PROBLEM STATEMENT:
Down to the last line, restate the records word for word, but not the pictures.
**** SOURCE RECORDS ****
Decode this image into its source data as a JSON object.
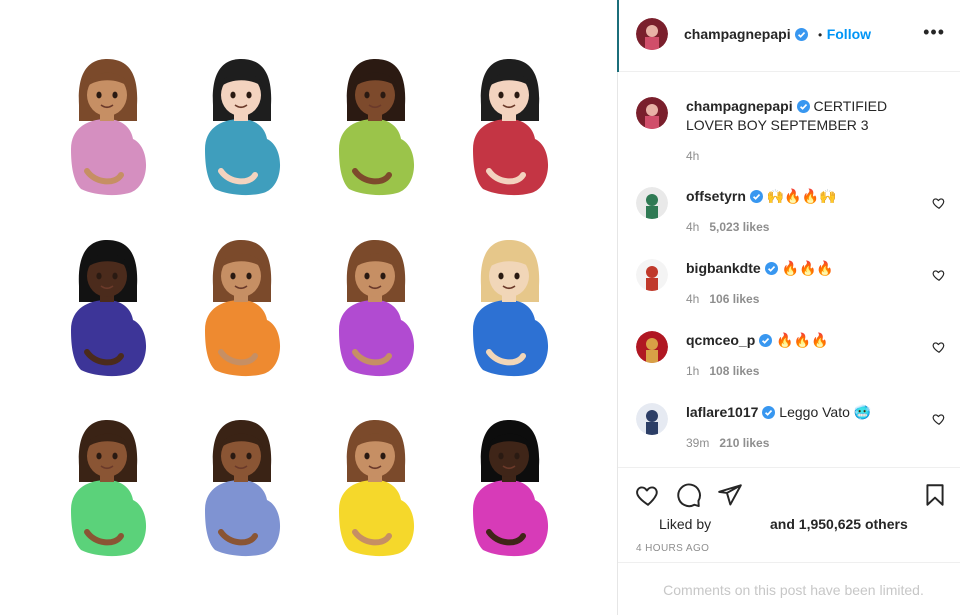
{
  "post": {
    "author": "champagnepapi",
    "follow_sep": "•",
    "follow_label": "Follow",
    "more_label": "•••",
    "caption": "CERTIFIED LOVER BOY SEPTEMBER 3",
    "caption_age": "4h",
    "emoji_grid": [
      {
        "skin": "#c68f64",
        "hair": "#7b4a2b",
        "shirt": "#d58fc0"
      },
      {
        "skin": "#f3d3bf",
        "hair": "#1e1e1e",
        "shirt": "#3f9ebd"
      },
      {
        "skin": "#7d4a2c",
        "hair": "#2b1a12",
        "shirt": "#9bc44a"
      },
      {
        "skin": "#f3d3bf",
        "hair": "#1e1e1e",
        "shirt": "#c43544"
      },
      {
        "skin": "#4b2b1c",
        "hair": "#121212",
        "shirt": "#3d3598"
      },
      {
        "skin": "#c68f64",
        "hair": "#7b4a2b",
        "shirt": "#ee8a30"
      },
      {
        "skin": "#c68f64",
        "hair": "#7b4a2b",
        "shirt": "#b14bd1"
      },
      {
        "skin": "#f1d6b8",
        "hair": "#e6c78a",
        "shirt": "#2d71d3"
      },
      {
        "skin": "#8a5534",
        "hair": "#3a2315",
        "shirt": "#5bd27a"
      },
      {
        "skin": "#8a5534",
        "hair": "#3a2315",
        "shirt": "#7f93d2"
      },
      {
        "skin": "#c68f64",
        "hair": "#7b4a2b",
        "shirt": "#f5d82b"
      },
      {
        "skin": "#3f2518",
        "hair": "#0d0d0d",
        "shirt": "#d73bb8"
      }
    ]
  },
  "comments": [
    {
      "user": "offsetyrn",
      "text": "🙌🔥🔥🙌",
      "age": "4h",
      "likes": "5,023 likes"
    },
    {
      "user": "bigbankdte",
      "text": "🔥🔥🔥",
      "age": "4h",
      "likes": "106 likes"
    },
    {
      "user": "qcmceo_p",
      "text": "🔥🔥🔥",
      "age": "1h",
      "likes": "108 likes"
    },
    {
      "user": "laflare1017",
      "text": "Leggo Vato 🥶",
      "age": "39m",
      "likes": "210 likes"
    }
  ],
  "footer": {
    "liked_by": "Liked by",
    "others": "and 1,950,625 others",
    "timestamp": "4 HOURS AGO",
    "limited": "Comments on this post have been limited."
  },
  "colors": {
    "accent": "#0095f6",
    "verified": "#3897f0"
  }
}
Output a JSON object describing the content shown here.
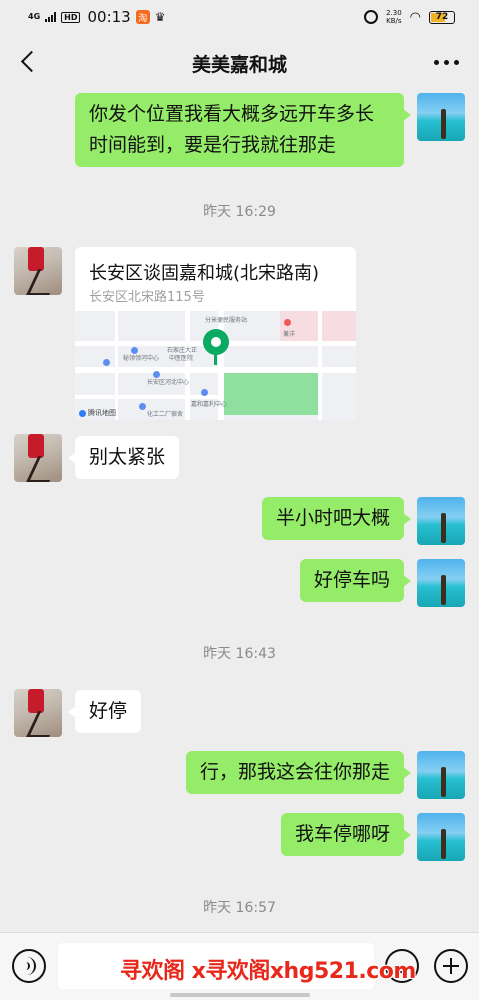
{
  "status_bar": {
    "network": "4G",
    "hd": "HD",
    "time": "00:13",
    "app_badge": "淘",
    "speed_value": "2.30",
    "speed_unit": "KB/s",
    "battery": "72",
    "battery_color": "#f0b323"
  },
  "header": {
    "title": "美美嘉和城",
    "back_icon": "chevron-left-icon",
    "more_icon": "more-dots-icon"
  },
  "messages": [
    {
      "sender": "me",
      "type": "text",
      "text": "你发个位置我看大概多远开车多长时间能到，要是行我就往那走"
    },
    {
      "type": "timestamp",
      "text": "昨天 16:29"
    },
    {
      "sender": "other",
      "type": "location",
      "name": "长安区谈固嘉和城(北宋路南)",
      "address": "长安区北宋路115号",
      "map_brand": "腾讯地图",
      "map_labels": [
        "分米便民服务站",
        "兼洋",
        "秘领领河中心",
        "石家庄大正",
        "中医医院",
        "长安区河北中心",
        "嘉和嘉利中心",
        "化工二厂宿舍"
      ]
    },
    {
      "sender": "other",
      "type": "text",
      "text": "别太紧张"
    },
    {
      "sender": "me",
      "type": "text",
      "text": "半小时吧大概"
    },
    {
      "sender": "me",
      "type": "text",
      "text": "好停车吗"
    },
    {
      "type": "timestamp",
      "text": "昨天 16:43"
    },
    {
      "sender": "other",
      "type": "text",
      "text": "好停"
    },
    {
      "sender": "me",
      "type": "text",
      "text": "行，那我这会往你那走"
    },
    {
      "sender": "me",
      "type": "text",
      "text": "我车停哪呀"
    },
    {
      "type": "timestamp",
      "text": "昨天 16:57"
    }
  ],
  "input_bar": {
    "voice_icon": "voice-icon",
    "emoji_icon": "emoji-icon",
    "plus_icon": "plus-icon",
    "value": ""
  },
  "colors": {
    "bubble_me": "#95ec69",
    "bubble_other": "#ffffff",
    "background": "#ededed",
    "watermark": "#e8281b"
  },
  "watermark": "寻欢阁 x寻欢阁xhg521.com"
}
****
EXPECTED ANSWER:
Decode this image into its source data as a JSON object.
{
  "post": {
    "author": "champagnepapi",
    "follow_sep": "•",
    "follow_label": "Follow",
    "more_label": "•••",
    "caption": "CERTIFIED LOVER BOY SEPTEMBER 3",
    "caption_age": "4h",
    "emoji_grid": [
      {
        "skin": "#c68f64",
        "hair": "#7b4a2b",
        "shirt": "#d58fc0"
      },
      {
        "skin": "#f3d3bf",
        "hair": "#1e1e1e",
        "shirt": "#3f9ebd"
      },
      {
        "skin": "#7d4a2c",
        "hair": "#2b1a12",
        "shirt": "#9bc44a"
      },
      {
        "skin": "#f3d3bf",
        "hair": "#1e1e1e",
        "shirt": "#c43544"
      },
      {
        "skin": "#4b2b1c",
        "hair": "#121212",
        "shirt": "#3d3598"
      },
      {
        "skin": "#c68f64",
        "hair": "#7b4a2b",
        "shirt": "#ee8a30"
      },
      {
        "skin": "#c68f64",
        "hair": "#7b4a2b",
        "shirt": "#b14bd1"
      },
      {
        "skin": "#f1d6b8",
        "hair": "#e6c78a",
        "shirt": "#2d71d3"
      },
      {
        "skin": "#8a5534",
        "hair": "#3a2315",
        "shirt": "#5bd27a"
      },
      {
        "skin": "#8a5534",
        "hair": "#3a2315",
        "shirt": "#7f93d2"
      },
      {
        "skin": "#c68f64",
        "hair": "#7b4a2b",
        "shirt": "#f5d82b"
      },
      {
        "skin": "#3f2518",
        "hair": "#0d0d0d",
        "shirt": "#d73bb8"
      }
    ]
  },
  "comments": [
    {
      "user": "offsetyrn",
      "text": "🙌🔥🔥🙌",
      "age": "4h",
      "likes": "5,023 likes"
    },
    {
      "user": "bigbankdte",
      "text": "🔥🔥🔥",
      "age": "4h",
      "likes": "106 likes"
    },
    {
      "user": "qcmceo_p",
      "text": "🔥🔥🔥",
      "age": "1h",
      "likes": "108 likes"
    },
    {
      "user": "laflare1017",
      "text": "Leggo Vato 🥶",
      "age": "39m",
      "likes": "210 likes"
    }
  ],
  "footer": {
    "liked_by": "Liked by",
    "others": "and 1,950,625 others",
    "timestamp": "4 HOURS AGO",
    "limited": "Comments on this post have been limited."
  },
  "colors": {
    "accent": "#0095f6",
    "verified": "#3897f0"
  }
}
Output a JSON object describing the content shown here.
{
  "status_bar": {
    "network": "4G",
    "hd": "HD",
    "time": "00:13",
    "app_badge": "淘",
    "speed_value": "2.30",
    "speed_unit": "KB/s",
    "battery": "72",
    "battery_color": "#f0b323"
  },
  "header": {
    "title": "美美嘉和城",
    "back_icon": "chevron-left-icon",
    "more_icon": "more-dots-icon"
  },
  "messages": [
    {
      "sender": "me",
      "type": "text",
      "text": "你发个位置我看大概多远开车多长时间能到，要是行我就往那走"
    },
    {
      "type": "timestamp",
      "text": "昨天 16:29"
    },
    {
      "sender": "other",
      "type": "location",
      "name": "长安区谈固嘉和城(北宋路南)",
      "address": "长安区北宋路115号",
      "map_brand": "腾讯地图",
      "map_labels": [
        "分米便民服务站",
        "兼洋",
        "秘领领河中心",
        "石家庄大正",
        "中医医院",
        "长安区河北中心",
        "嘉和嘉利中心",
        "化工二厂宿舍"
      ]
    },
    {
      "sender": "other",
      "type": "text",
      "text": "别太紧张"
    },
    {
      "sender": "me",
      "type": "text",
      "text": "半小时吧大概"
    },
    {
      "sender": "me",
      "type": "text",
      "text": "好停车吗"
    },
    {
      "type": "timestamp",
      "text": "昨天 16:43"
    },
    {
      "sender": "other",
      "type": "text",
      "text": "好停"
    },
    {
      "sender": "me",
      "type": "text",
      "text": "行，那我这会往你那走"
    },
    {
      "sender": "me",
      "type": "text",
      "text": "我车停哪呀"
    },
    {
      "type": "timestamp",
      "text": "昨天 16:57"
    }
  ],
  "input_bar": {
    "voice_icon": "voice-icon",
    "emoji_icon": "emoji-icon",
    "plus_icon": "plus-icon",
    "value": ""
  },
  "colors": {
    "bubble_me": "#95ec69",
    "bubble_other": "#ffffff",
    "background": "#ededed",
    "watermark": "#e8281b"
  },
  "watermark": "寻欢阁 x寻欢阁xhg521.com"
}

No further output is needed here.